Soraya, Dreamworld's existing female Sumatran tiger was imported from Tier Park Zoo in Germany in 2003 as part of the Australian Species Management Program.

It is hoped that by late 2006 the breeding programme is successful in bringing Sumatran tiger cubs to Dreamworld, adding hope for the dwindling tiger species.

Dreamworld’s Chief Operating Officer Kevin Bradley said the park hoped to hear the pitter-patter of tiny paws in late 2006.

"If all goes to plan, we aim to breed Soraya and Raja in about a years time,” Mr Bradley said.

"Their offspring will then be raised by Tiger Island staff and remain at Tiger Island until they are required by other zoos for breeding.

"Sadly, these tigers can not be released back into the wild due to the high rate of habitat destruction and poaching. Our aim is simply to ensure the appropriate genetic management of the remaining captive population of the species in the hope that one day we may be able to re-populate areas where Sumatran tigers have been wiped out."
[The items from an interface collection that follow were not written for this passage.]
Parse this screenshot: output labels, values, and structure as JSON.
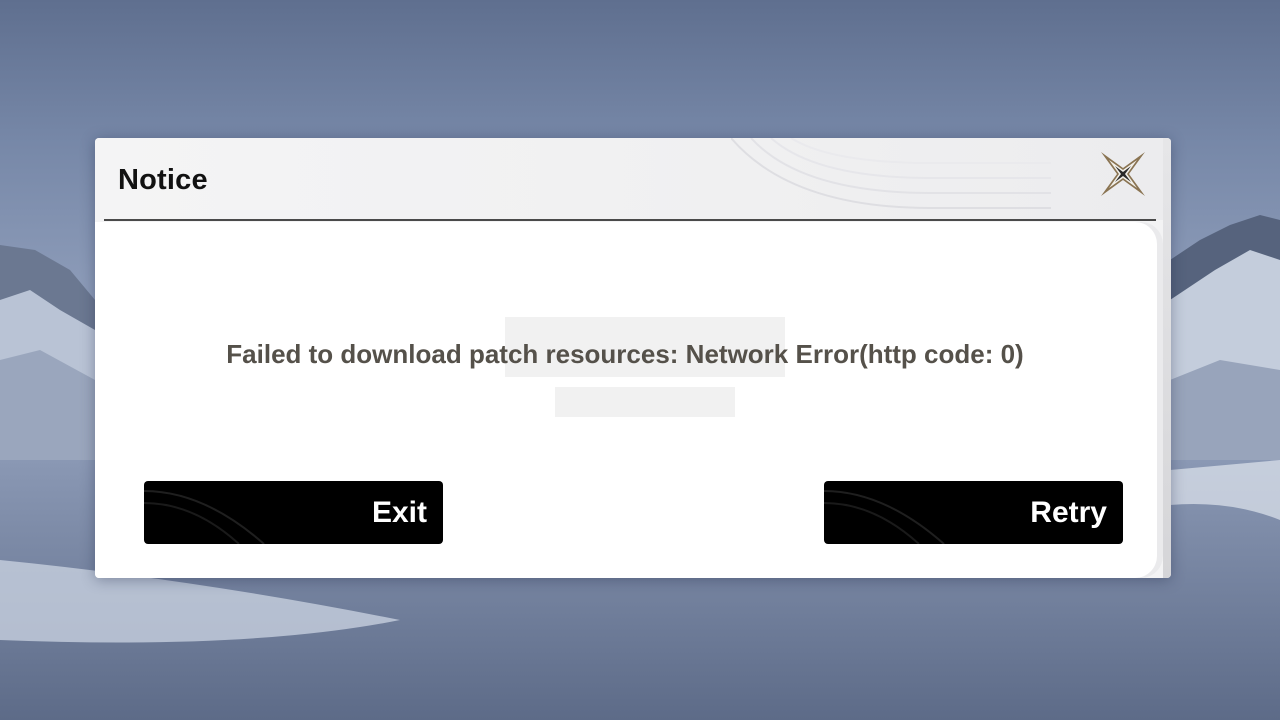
{
  "dialog": {
    "title": "Notice",
    "message": "Failed to download patch resources: Network Error(http code: 0)",
    "exit_label": "Exit",
    "retry_label": "Retry"
  },
  "colors": {
    "button_bg": "#000000",
    "button_text": "#ffffff",
    "message_text": "#55514a",
    "close_icon": "#8a7452"
  },
  "icons": {
    "close": "close-x-icon"
  }
}
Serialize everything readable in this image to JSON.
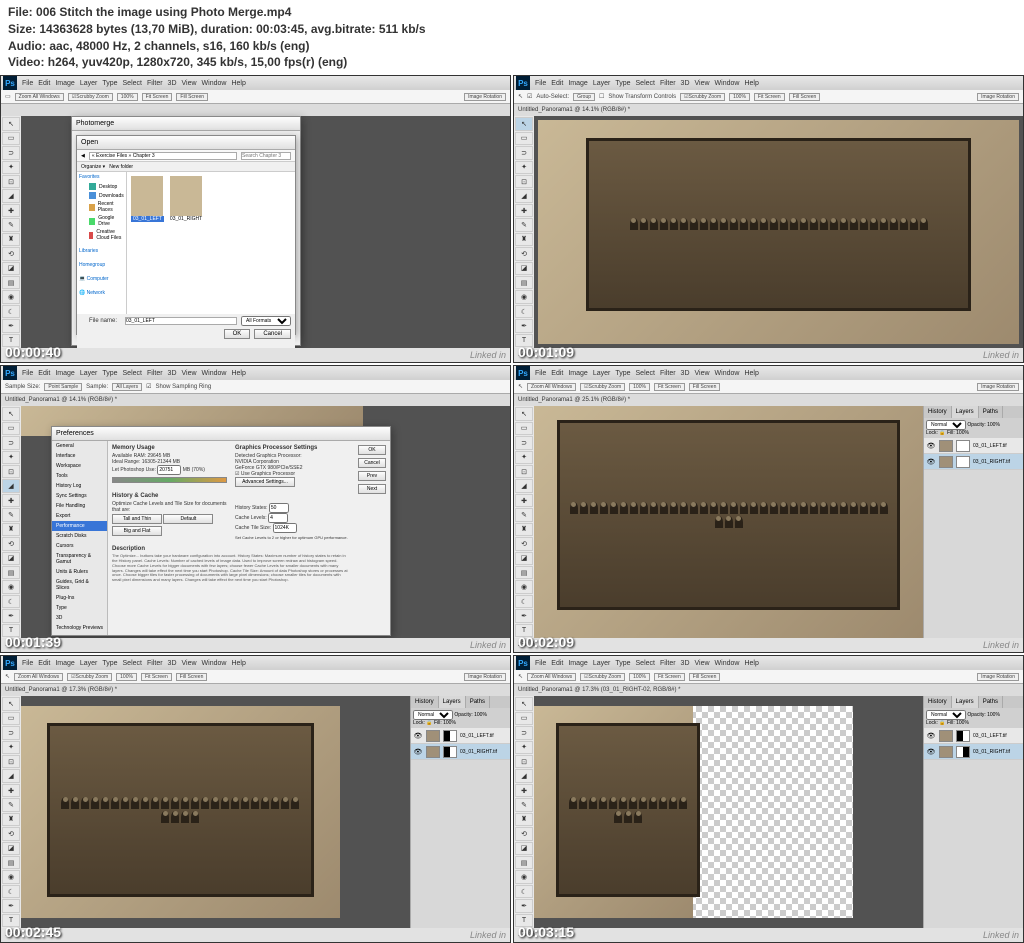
{
  "header": {
    "file_label": "File:",
    "file_name": "006 Stitch the image using Photo Merge.mp4",
    "size_label": "Size:",
    "size_value": "14363628 bytes (13,70 MiB), duration: 00:03:45, avg.bitrate: 511 kb/s",
    "audio_label": "Audio:",
    "audio_value": "aac, 48000 Hz, 2 channels, s16, 160 kb/s (eng)",
    "video_label": "Video:",
    "video_value": "h264, yuv420p, 1280x720, 345 kb/s, 15,00 fps(r) (eng)"
  },
  "menus": [
    "File",
    "Edit",
    "Image",
    "Layer",
    "Type",
    "Select",
    "Filter",
    "3D",
    "View",
    "Window",
    "Help"
  ],
  "timestamps": [
    "00:00:40",
    "00:01:09",
    "00:01:39",
    "00:02:09",
    "00:02:45",
    "00:03:15"
  ],
  "watermark": "Linked in",
  "frame1": {
    "dialog_title": "Photomerge",
    "open_title": "Open",
    "nav_buttons": "Organize ▾",
    "path": "« Exercise Files » Chapter 3",
    "search_placeholder": "Search Chapter 3",
    "sidebar": {
      "favorites": "Favorites",
      "items1": [
        "Desktop",
        "Downloads",
        "Recent Places",
        "Google Drive",
        "Creative Cloud Files"
      ],
      "libraries": "Libraries",
      "homegroup": "Homegroup",
      "computer": "Computer",
      "network": "Network"
    },
    "thumbs": [
      "03_01_LEFT",
      "03_01_RIGHT"
    ],
    "filename_label": "File name:",
    "filename_value": "03_01_LEFT",
    "filter": "All Formats",
    "ok": "OK",
    "cancel": "Cancel"
  },
  "frame2": {
    "tab": "Untitled_Panorama1 @ 14.1% (RGB/8#) *",
    "status": "14.1%"
  },
  "frame3": {
    "tab": "Untitled_Panorama1 @ 14.1% (RGB/8#) *",
    "dialog_title": "Preferences",
    "nav": [
      "General",
      "Interface",
      "Workspace",
      "Tools",
      "History Log",
      "Sync Settings",
      "File Handling",
      "Export",
      "",
      "Scratch Disks",
      "Cursors",
      "Transparency & Gamut",
      "Units & Rulers",
      "Guides, Grid & Slices",
      "Plug-Ins",
      "Type",
      "3D",
      "Technology Previews"
    ],
    "nav_selected": "Performance",
    "memory_title": "Memory Usage",
    "available_ram_label": "Available RAM:",
    "available_ram": "29645 MB",
    "ideal_range_label": "Ideal Range:",
    "ideal_range": "16305-21344 MB",
    "let_ps_label": "Let Photoshop Use:",
    "let_ps_value": "20751",
    "let_ps_pct": "MB (70%)",
    "gpu_title": "Graphics Processor Settings",
    "gpu_detected": "Detected Graphics Processor:",
    "gpu_name": "NVIDIA Corporation",
    "gpu_model": "GeForce GTX 980/PCIe/SSE2",
    "gpu_check": "Use Graphics Processor",
    "gpu_adv": "Advanced Settings...",
    "history_title": "History & Cache",
    "optimize": "Optimize Cache Levels and Tile Size for documents that are:",
    "opt1": "Tall and Thin",
    "opt2": "Default",
    "opt3": "Big and Flat",
    "hist_states_label": "History States:",
    "hist_states": "50",
    "cache_levels_label": "Cache Levels:",
    "cache_levels": "4",
    "cache_tile_label": "Cache Tile Size:",
    "cache_tile": "1024K",
    "cache_hint": "Set Cache Levels to 2 or higher for optimum GPU performance.",
    "desc_title": "Description",
    "btns": [
      "OK",
      "Cancel",
      "Prev",
      "Next"
    ]
  },
  "frame4": {
    "tab": "Untitled_Panorama1 @ 25.1% (RGB/8#) *",
    "panel_tabs": [
      "History",
      "Layers",
      "Paths"
    ],
    "blend": "Normal",
    "opacity_label": "Opacity:",
    "opacity": "100%",
    "lock_label": "Lock:",
    "fill_label": "Fill:",
    "fill": "100%",
    "layers": [
      "03_01_LEFT.tif",
      "03_01_RIGHT.tif"
    ]
  },
  "frame5": {
    "tab": "Untitled_Panorama1 @ 17.3% (RGB/8#) *",
    "panel_tabs": [
      "History",
      "Layers",
      "Paths"
    ],
    "blend": "Normal",
    "opacity": "100%",
    "fill": "100%",
    "layers": [
      "03_01_LEFT.tif",
      "03_01_RIGHT.tif"
    ]
  },
  "frame6": {
    "tab": "Untitled_Panorama1 @ 17.3% (03_01_RIGHT-02, RGB/8#) *",
    "panel_tabs": [
      "History",
      "Layers",
      "Paths"
    ],
    "blend": "Normal",
    "opacity": "100%",
    "fill": "100%",
    "layers": [
      "03_01_LEFT.tif",
      "03_01_RIGHT.tif"
    ]
  },
  "options": {
    "sample_size": "Sample Size:",
    "point_sample": "Point Sample",
    "sample": "Sample:",
    "all_layers": "All Layers",
    "show_ring": "Show Sampling Ring",
    "auto_select": "Auto-Select:",
    "group": "Group",
    "transform": "Show Transform Controls",
    "scroll_zoom": "Scrubby Zoom",
    "pct100": "100%",
    "fit": "Fit Screen",
    "fill_screen": "Fill Screen",
    "zoom_all": "Zoom All Windows",
    "image_rotation": "Image Rotation"
  }
}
With only about 400 in the wild and a further 235 in zoos around the world, Sumatran tigers are listed as one of the most critically endangered species in the world. The introduction of Raja will bring Sumatran numbers in Australasia up to 20.

Unlike the Bengal tigers that Dreamworld's Tiger Island is famous for, the Sumatran tigers are not on display to the public. Significant differences between the two species prevent them from being kept together.

Because these two Sumatran tigers have had very limited human contact, they cannot be handled by Tiger Island staff.

Tiger Island Manager Patrick Martin-Vegue will travel to Germany to collect Raja this Friday.

Sumatran tigers are smaller and darker than Bengal tigers. Raja currently weighs 85 kilograms. When fully grown at three years of age, he’ll tip the scales at about 130 kilograms.

In comparison, male Bengal tigers can grow up to 230 kilograms. Dreamworld’s largest Bengal tiger is Sultan who weighs around 200 kilos.

Tiger Island is an interactive sanctuary where Bengal tigers play wrestle and swim with their handlers every day.

In addition to supporting the Sumatran Tiger Program, Dreamworld makes a significant contribution to tiger conservation on a global scale through the park’s Tiger Fund.